» **Exercise details**:
The reply has to be a number alone, equal to how many lines in the entries below hold the string "from".

(Collected data)

- - -

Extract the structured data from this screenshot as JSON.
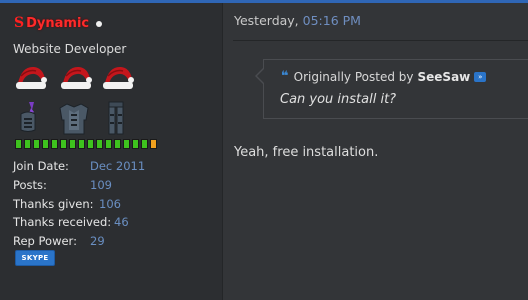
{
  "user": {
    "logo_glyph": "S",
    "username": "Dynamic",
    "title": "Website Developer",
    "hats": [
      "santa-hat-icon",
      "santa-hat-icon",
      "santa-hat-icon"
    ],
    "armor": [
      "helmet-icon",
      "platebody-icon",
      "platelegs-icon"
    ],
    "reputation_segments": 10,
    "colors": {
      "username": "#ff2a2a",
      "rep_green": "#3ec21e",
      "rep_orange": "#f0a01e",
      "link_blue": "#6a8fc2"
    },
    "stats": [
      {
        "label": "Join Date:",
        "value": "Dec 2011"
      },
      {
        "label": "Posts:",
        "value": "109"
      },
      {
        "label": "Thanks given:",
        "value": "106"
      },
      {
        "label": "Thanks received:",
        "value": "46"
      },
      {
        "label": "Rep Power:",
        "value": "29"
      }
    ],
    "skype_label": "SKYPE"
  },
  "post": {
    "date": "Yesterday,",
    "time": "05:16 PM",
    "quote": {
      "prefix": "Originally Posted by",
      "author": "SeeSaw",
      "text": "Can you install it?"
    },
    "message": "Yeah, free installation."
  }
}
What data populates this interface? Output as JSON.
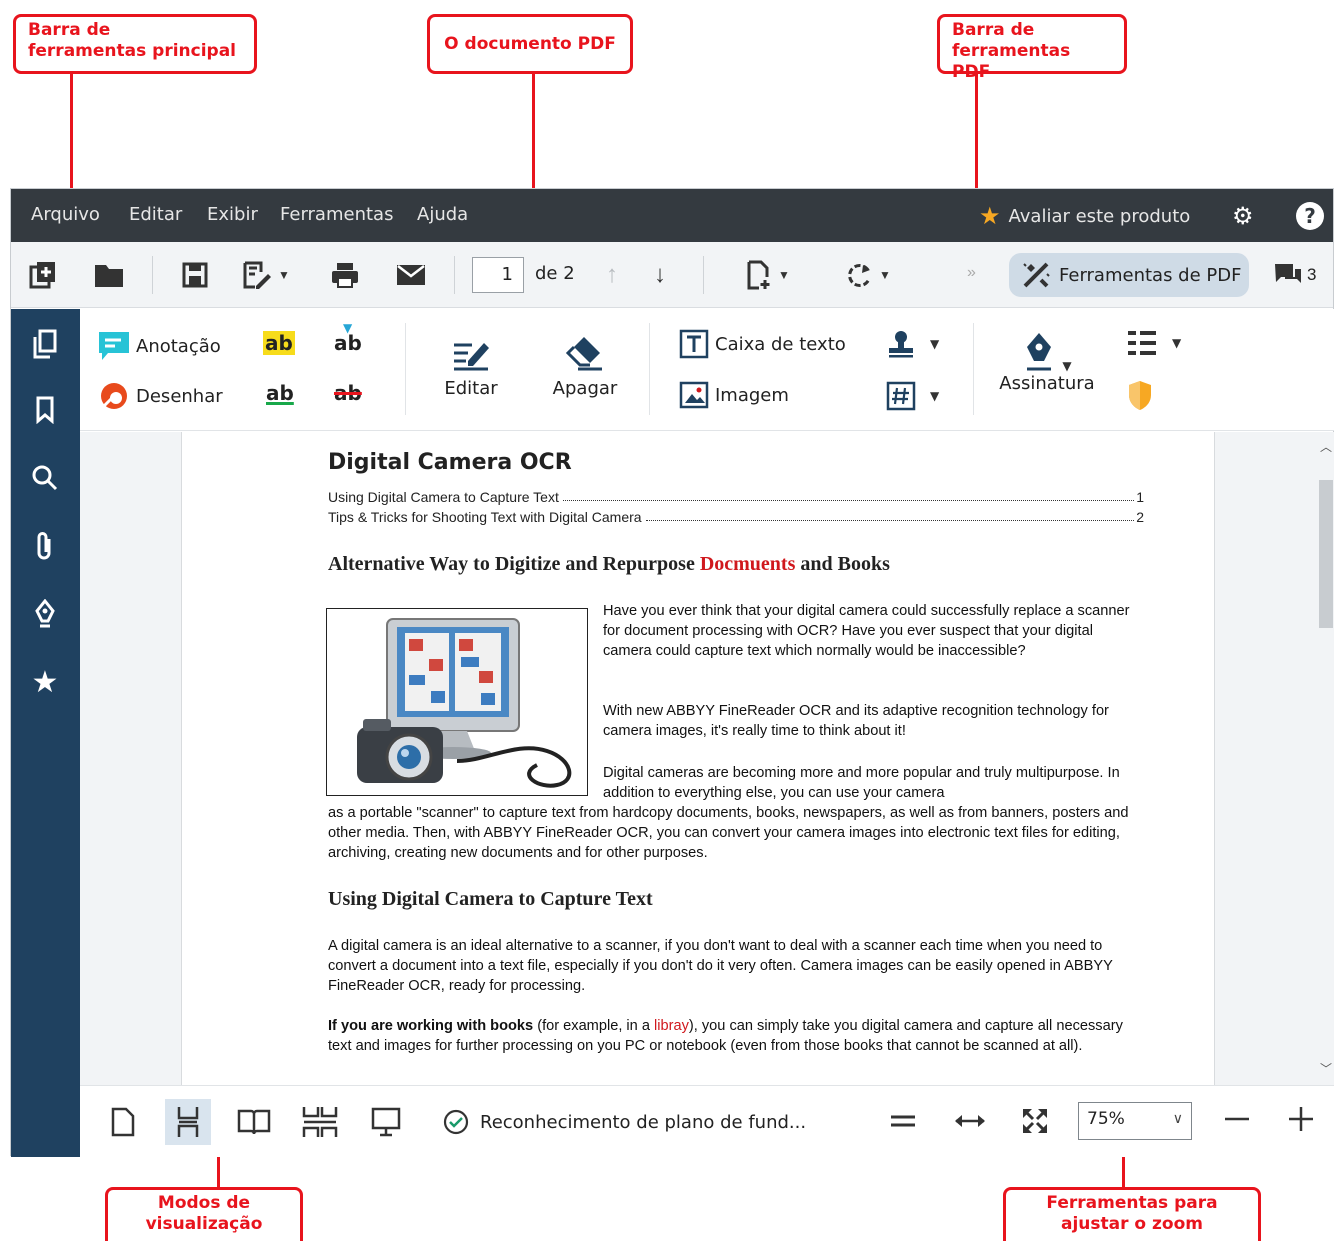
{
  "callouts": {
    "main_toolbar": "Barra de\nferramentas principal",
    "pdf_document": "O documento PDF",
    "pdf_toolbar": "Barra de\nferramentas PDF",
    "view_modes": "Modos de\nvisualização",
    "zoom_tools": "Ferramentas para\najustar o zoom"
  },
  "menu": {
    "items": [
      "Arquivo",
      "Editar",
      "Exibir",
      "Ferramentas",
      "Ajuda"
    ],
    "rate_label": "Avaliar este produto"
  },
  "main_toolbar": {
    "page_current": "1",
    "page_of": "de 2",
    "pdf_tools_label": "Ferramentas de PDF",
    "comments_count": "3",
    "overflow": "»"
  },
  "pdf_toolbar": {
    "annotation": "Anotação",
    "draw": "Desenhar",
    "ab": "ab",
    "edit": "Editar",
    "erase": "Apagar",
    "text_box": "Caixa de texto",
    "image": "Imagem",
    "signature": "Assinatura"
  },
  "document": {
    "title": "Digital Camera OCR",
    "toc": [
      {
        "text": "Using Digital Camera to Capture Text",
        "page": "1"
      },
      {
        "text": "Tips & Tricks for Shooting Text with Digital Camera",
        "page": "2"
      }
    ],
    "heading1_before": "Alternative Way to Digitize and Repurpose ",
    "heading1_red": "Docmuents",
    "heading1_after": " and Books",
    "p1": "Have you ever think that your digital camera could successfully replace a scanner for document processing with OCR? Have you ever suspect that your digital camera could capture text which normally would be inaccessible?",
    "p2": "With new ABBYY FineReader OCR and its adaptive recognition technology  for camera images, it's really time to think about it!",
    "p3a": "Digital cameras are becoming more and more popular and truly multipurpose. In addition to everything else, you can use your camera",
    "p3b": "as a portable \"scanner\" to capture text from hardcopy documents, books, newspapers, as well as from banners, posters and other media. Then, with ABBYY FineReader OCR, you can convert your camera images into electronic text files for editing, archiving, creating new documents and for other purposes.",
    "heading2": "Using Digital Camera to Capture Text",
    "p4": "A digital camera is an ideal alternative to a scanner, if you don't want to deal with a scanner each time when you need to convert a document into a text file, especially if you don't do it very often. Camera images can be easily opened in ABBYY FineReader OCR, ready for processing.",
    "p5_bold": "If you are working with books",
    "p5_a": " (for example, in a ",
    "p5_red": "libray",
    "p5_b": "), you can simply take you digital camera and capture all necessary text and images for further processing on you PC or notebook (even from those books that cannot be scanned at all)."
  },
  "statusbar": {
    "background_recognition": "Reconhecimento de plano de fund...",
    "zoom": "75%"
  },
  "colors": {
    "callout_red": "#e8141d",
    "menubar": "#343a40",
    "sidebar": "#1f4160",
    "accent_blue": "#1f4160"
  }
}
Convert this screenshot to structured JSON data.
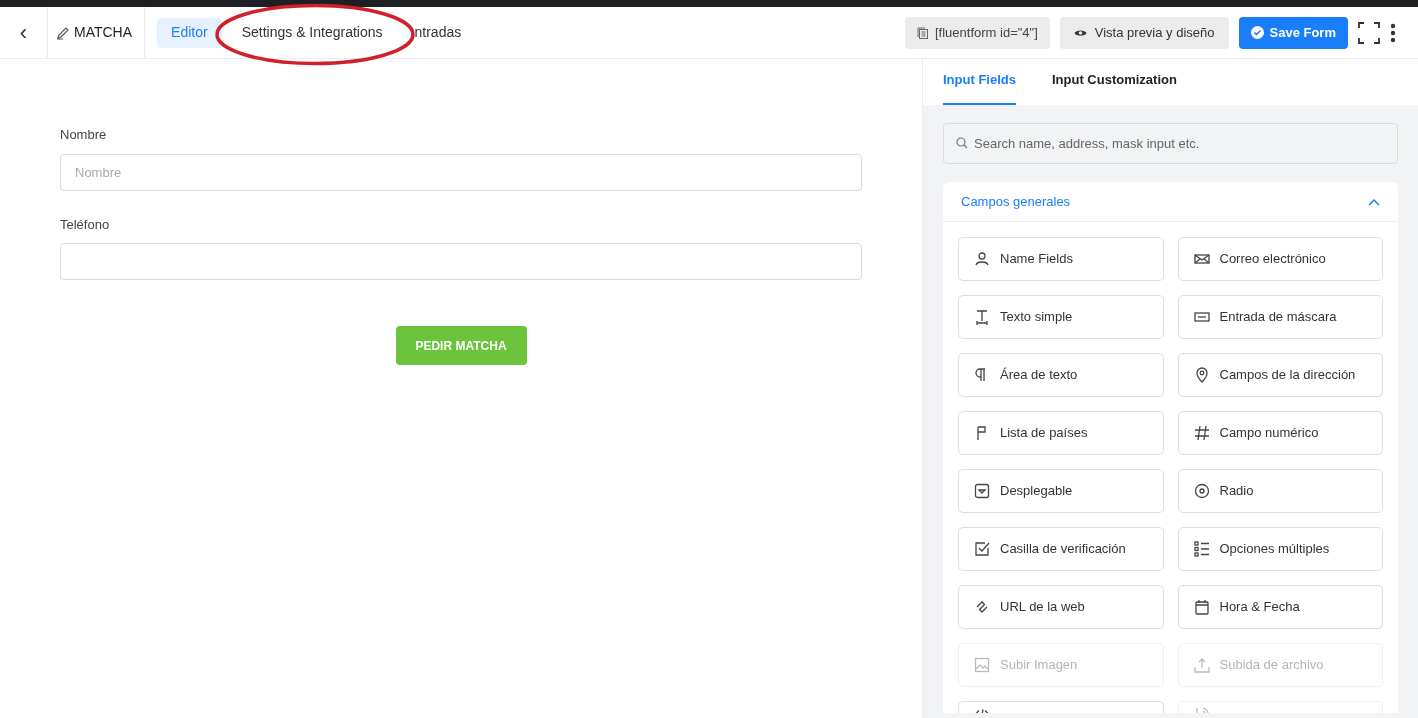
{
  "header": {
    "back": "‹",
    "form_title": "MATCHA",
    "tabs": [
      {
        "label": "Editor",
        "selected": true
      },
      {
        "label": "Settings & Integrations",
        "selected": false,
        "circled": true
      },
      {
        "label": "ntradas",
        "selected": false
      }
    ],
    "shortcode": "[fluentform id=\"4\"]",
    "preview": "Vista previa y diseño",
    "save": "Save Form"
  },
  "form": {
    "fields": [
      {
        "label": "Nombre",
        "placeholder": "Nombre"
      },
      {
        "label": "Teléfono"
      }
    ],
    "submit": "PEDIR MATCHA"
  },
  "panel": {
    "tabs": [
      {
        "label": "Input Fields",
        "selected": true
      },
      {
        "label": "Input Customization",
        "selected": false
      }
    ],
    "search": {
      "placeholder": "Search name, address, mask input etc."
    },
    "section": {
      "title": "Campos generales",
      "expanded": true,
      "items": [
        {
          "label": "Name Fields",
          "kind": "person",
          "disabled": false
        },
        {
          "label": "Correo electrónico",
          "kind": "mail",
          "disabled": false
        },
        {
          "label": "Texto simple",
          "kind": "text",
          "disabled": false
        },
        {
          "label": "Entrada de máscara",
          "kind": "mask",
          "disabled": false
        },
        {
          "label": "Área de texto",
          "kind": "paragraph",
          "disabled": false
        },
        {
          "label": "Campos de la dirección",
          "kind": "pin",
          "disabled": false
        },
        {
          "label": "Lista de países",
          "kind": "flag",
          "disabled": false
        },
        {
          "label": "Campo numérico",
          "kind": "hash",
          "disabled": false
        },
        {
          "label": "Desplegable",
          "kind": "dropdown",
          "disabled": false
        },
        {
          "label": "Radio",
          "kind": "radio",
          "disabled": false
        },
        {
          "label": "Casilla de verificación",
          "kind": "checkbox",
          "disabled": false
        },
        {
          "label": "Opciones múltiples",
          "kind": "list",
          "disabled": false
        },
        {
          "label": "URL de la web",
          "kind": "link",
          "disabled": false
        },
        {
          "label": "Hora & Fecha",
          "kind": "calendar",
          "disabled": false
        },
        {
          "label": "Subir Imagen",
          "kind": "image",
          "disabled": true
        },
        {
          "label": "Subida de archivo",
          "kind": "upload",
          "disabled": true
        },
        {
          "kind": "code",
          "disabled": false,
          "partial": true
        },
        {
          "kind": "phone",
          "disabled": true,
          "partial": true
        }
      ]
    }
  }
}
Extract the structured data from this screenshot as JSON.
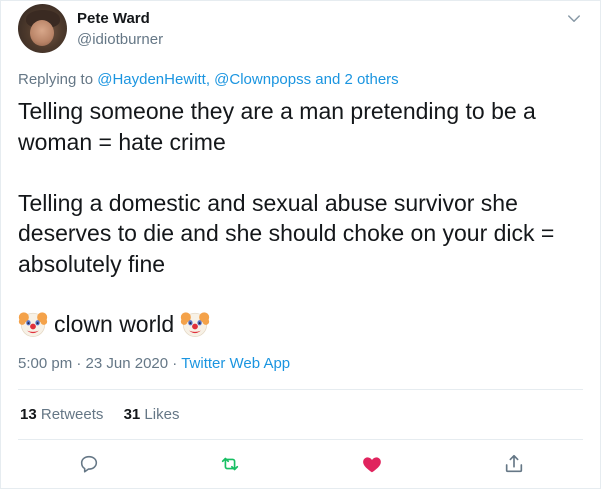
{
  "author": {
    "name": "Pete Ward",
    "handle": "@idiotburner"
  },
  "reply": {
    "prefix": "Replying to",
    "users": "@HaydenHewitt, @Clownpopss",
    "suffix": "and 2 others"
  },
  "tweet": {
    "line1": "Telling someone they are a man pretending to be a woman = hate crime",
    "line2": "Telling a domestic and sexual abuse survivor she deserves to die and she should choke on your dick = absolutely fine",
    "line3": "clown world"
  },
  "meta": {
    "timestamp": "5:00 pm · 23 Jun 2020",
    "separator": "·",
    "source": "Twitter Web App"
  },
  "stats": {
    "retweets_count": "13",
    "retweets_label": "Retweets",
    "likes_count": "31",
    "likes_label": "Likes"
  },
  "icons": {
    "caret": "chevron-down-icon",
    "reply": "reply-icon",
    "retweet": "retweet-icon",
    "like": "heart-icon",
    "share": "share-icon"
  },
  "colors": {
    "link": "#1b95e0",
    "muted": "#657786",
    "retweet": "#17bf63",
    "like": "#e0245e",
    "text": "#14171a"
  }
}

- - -

» **Solution to this task**:
4